Material provided -
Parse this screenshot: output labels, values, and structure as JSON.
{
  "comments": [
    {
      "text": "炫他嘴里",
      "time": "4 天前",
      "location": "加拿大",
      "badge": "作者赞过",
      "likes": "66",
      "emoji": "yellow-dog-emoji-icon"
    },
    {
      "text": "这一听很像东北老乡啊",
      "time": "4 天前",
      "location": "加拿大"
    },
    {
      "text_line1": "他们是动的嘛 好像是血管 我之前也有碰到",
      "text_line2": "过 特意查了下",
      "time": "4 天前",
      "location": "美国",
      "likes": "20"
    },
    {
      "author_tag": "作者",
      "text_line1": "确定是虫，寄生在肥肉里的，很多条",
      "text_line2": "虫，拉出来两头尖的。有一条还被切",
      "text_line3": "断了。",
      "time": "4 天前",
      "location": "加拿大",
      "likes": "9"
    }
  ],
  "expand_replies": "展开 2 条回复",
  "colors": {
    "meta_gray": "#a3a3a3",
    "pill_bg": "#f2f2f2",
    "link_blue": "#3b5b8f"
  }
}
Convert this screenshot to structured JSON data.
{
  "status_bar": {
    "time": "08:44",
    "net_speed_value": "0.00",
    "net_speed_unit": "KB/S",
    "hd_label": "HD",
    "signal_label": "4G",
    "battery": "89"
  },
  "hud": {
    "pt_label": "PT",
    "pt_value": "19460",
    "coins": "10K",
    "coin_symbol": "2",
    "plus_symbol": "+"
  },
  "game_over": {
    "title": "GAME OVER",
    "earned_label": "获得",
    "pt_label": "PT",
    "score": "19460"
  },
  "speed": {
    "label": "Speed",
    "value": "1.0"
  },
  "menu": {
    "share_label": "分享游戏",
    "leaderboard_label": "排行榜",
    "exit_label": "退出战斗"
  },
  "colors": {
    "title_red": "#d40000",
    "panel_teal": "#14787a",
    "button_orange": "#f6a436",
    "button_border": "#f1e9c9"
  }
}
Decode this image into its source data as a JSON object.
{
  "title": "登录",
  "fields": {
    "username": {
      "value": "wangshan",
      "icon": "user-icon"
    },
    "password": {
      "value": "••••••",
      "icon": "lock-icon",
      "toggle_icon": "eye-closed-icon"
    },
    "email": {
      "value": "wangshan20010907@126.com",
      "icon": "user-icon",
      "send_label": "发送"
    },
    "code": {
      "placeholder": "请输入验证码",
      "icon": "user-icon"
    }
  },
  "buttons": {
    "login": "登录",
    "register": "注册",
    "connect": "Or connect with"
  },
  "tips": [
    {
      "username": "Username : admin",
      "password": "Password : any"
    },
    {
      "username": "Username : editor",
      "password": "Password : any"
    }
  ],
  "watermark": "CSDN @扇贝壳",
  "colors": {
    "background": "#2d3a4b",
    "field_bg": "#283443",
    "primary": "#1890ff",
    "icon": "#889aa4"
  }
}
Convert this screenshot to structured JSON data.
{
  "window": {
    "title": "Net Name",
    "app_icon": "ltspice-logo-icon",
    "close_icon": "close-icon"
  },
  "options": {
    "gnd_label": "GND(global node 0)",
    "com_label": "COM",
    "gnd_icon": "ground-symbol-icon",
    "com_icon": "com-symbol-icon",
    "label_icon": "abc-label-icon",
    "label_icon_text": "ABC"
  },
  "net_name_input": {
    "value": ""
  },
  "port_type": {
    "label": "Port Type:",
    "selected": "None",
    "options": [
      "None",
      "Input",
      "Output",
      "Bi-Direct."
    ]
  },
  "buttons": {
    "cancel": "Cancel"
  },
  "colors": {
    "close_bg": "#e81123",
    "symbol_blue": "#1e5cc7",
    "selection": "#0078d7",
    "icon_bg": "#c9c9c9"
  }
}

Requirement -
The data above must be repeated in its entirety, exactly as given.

Answer for the task -
Parse this screenshot: output labels, values, and structure as JSON.
{
  "comments": [
    {
      "text": "炫他嘴里",
      "time": "4 天前",
      "location": "加拿大",
      "badge": "作者赞过",
      "likes": "66",
      "emoji": "yellow-dog-emoji-icon"
    },
    {
      "text": "这一听很像东北老乡啊",
      "time": "4 天前",
      "location": "加拿大"
    },
    {
      "text_line1": "他们是动的嘛 好像是血管 我之前也有碰到",
      "text_line2": "过 特意查了下",
      "time": "4 天前",
      "location": "美国",
      "likes": "20"
    },
    {
      "author_tag": "作者",
      "text_line1": "确定是虫，寄生在肥肉里的，很多条",
      "text_line2": "虫，拉出来两头尖的。有一条还被切",
      "text_line3": "断了。",
      "time": "4 天前",
      "location": "加拿大",
      "likes": "9"
    }
  ],
  "expand_replies": "展开 2 条回复",
  "colors": {
    "meta_gray": "#a3a3a3",
    "pill_bg": "#f2f2f2",
    "link_blue": "#3b5b8f"
  }
}
Convert this screenshot to structured JSON data.
{
  "status_bar": {
    "time": "08:44",
    "net_speed_value": "0.00",
    "net_speed_unit": "KB/S",
    "hd_label": "HD",
    "signal_label": "4G",
    "battery": "89"
  },
  "hud": {
    "pt_label": "PT",
    "pt_value": "19460",
    "coins": "10K",
    "coin_symbol": "2",
    "plus_symbol": "+"
  },
  "game_over": {
    "title": "GAME OVER",
    "earned_label": "获得",
    "pt_label": "PT",
    "score": "19460"
  },
  "speed": {
    "label": "Speed",
    "value": "1.0"
  },
  "menu": {
    "share_label": "分享游戏",
    "leaderboard_label": "排行榜",
    "exit_label": "退出战斗"
  },
  "colors": {
    "title_red": "#d40000",
    "panel_teal": "#14787a",
    "button_orange": "#f6a436",
    "button_border": "#f1e9c9"
  }
}
Decode this image into its source data as a JSON object.
{
  "title": "登录",
  "fields": {
    "username": {
      "value": "wangshan",
      "icon": "user-icon"
    },
    "password": {
      "value": "••••••",
      "icon": "lock-icon",
      "toggle_icon": "eye-closed-icon"
    },
    "email": {
      "value": "wangshan20010907@126.com",
      "icon": "user-icon",
      "send_label": "发送"
    },
    "code": {
      "placeholder": "请输入验证码",
      "icon": "user-icon"
    }
  },
  "buttons": {
    "login": "登录",
    "register": "注册",
    "connect": "Or connect with"
  },
  "tips": [
    {
      "username": "Username : admin",
      "password": "Password : any"
    },
    {
      "username": "Username : editor",
      "password": "Password : any"
    }
  ],
  "watermark": "CSDN @扇贝壳",
  "colors": {
    "background": "#2d3a4b",
    "field_bg": "#283443",
    "primary": "#1890ff",
    "icon": "#889aa4"
  }
}
Convert this screenshot to structured JSON data.
{
  "window": {
    "title": "Net Name",
    "app_icon": "ltspice-logo-icon",
    "close_icon": "close-icon"
  },
  "options": {
    "gnd_label": "GND(global node 0)",
    "com_label": "COM",
    "gnd_icon": "ground-symbol-icon",
    "com_icon": "com-symbol-icon",
    "label_icon": "abc-label-icon",
    "label_icon_text": "ABC"
  },
  "net_name_input": {
    "value": ""
  },
  "port_type": {
    "label": "Port Type:",
    "selected": "None",
    "options": [
      "None",
      "Input",
      "Output",
      "Bi-Direct."
    ]
  },
  "buttons": {
    "cancel": "Cancel"
  },
  "colors": {
    "close_bg": "#e81123",
    "symbol_blue": "#1e5cc7",
    "selection": "#0078d7",
    "icon_bg": "#c9c9c9"
  }
}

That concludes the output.